- [WHAT YOU NEED TO DO]: The entries are to be written out word for word, with their images left out.

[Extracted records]
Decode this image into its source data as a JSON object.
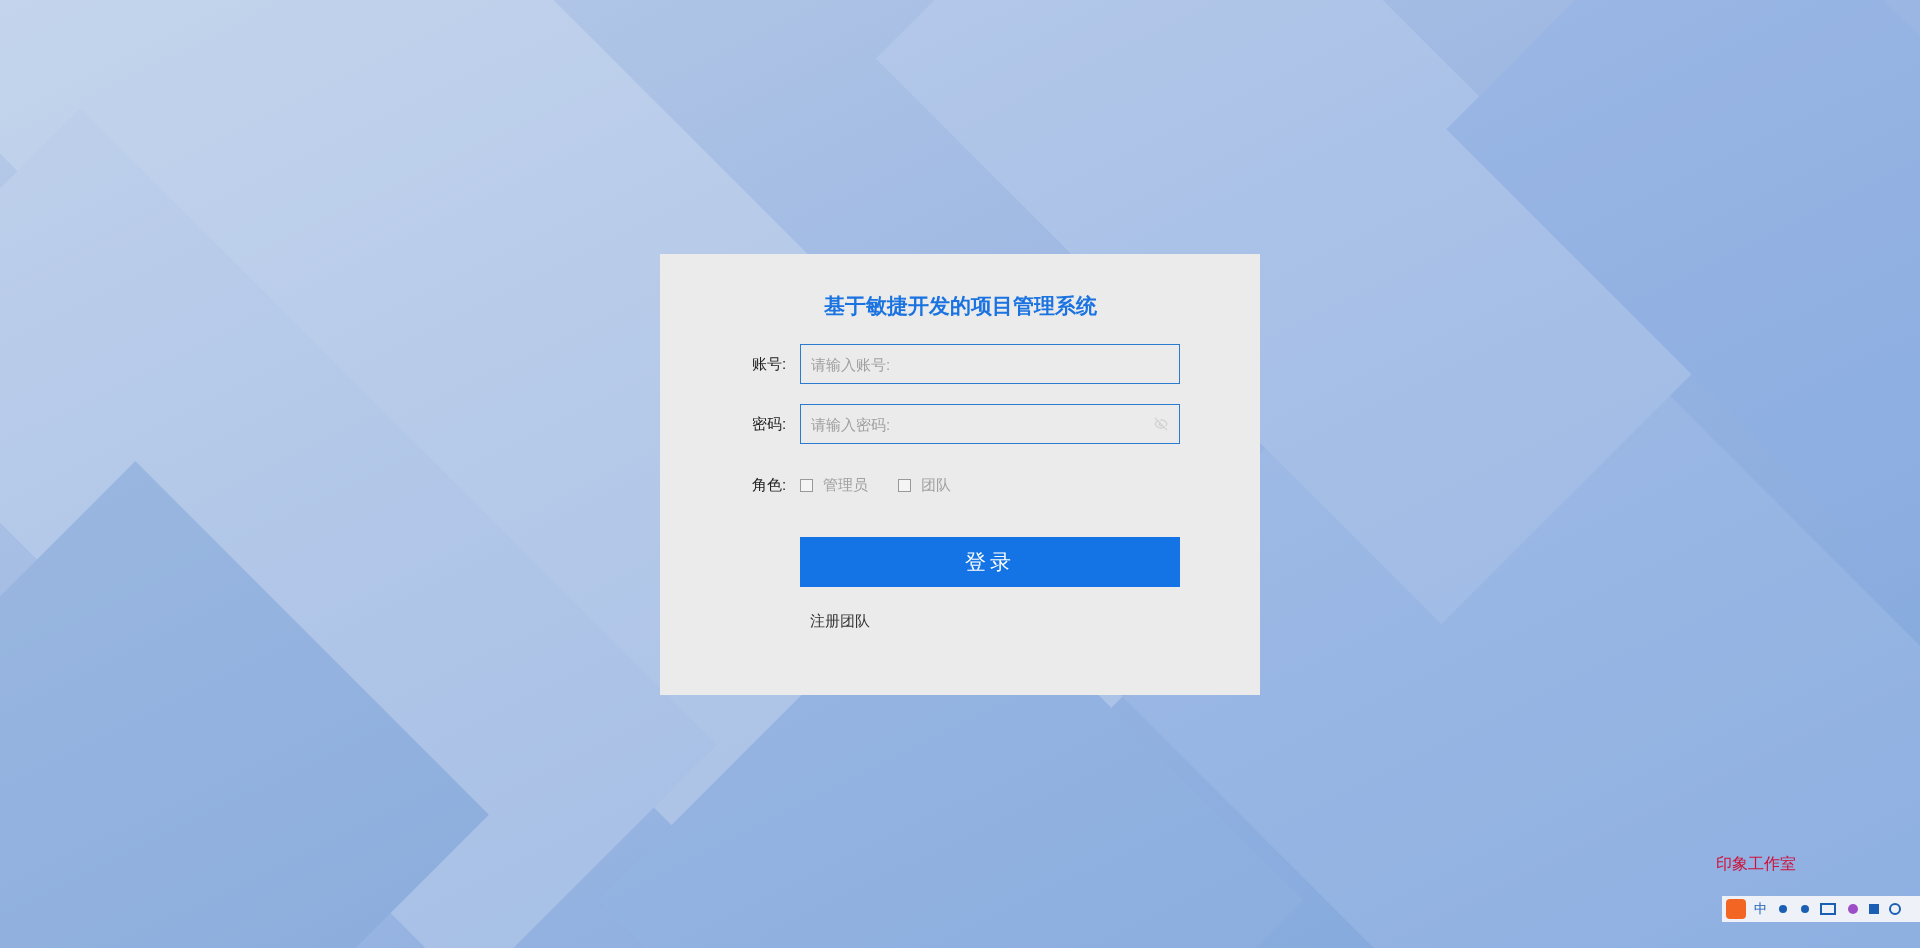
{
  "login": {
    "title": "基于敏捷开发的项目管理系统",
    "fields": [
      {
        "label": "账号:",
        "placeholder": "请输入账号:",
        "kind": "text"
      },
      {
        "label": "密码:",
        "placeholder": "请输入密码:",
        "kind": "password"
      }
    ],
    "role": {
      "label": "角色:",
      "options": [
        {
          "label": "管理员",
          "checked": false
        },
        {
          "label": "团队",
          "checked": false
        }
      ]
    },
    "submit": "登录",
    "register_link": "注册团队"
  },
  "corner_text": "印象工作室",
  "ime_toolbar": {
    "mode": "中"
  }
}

- [ANSWER BELOW]:
Decode this image into its source data as a JSON object.
{
  "login": {
    "title": "基于敏捷开发的项目管理系统",
    "fields": [
      {
        "label": "账号:",
        "placeholder": "请输入账号:",
        "kind": "text"
      },
      {
        "label": "密码:",
        "placeholder": "请输入密码:",
        "kind": "password"
      }
    ],
    "role": {
      "label": "角色:",
      "options": [
        {
          "label": "管理员",
          "checked": false
        },
        {
          "label": "团队",
          "checked": false
        }
      ]
    },
    "submit": "登录",
    "register_link": "注册团队"
  },
  "corner_text": "印象工作室",
  "ime_toolbar": {
    "mode": "中"
  }
}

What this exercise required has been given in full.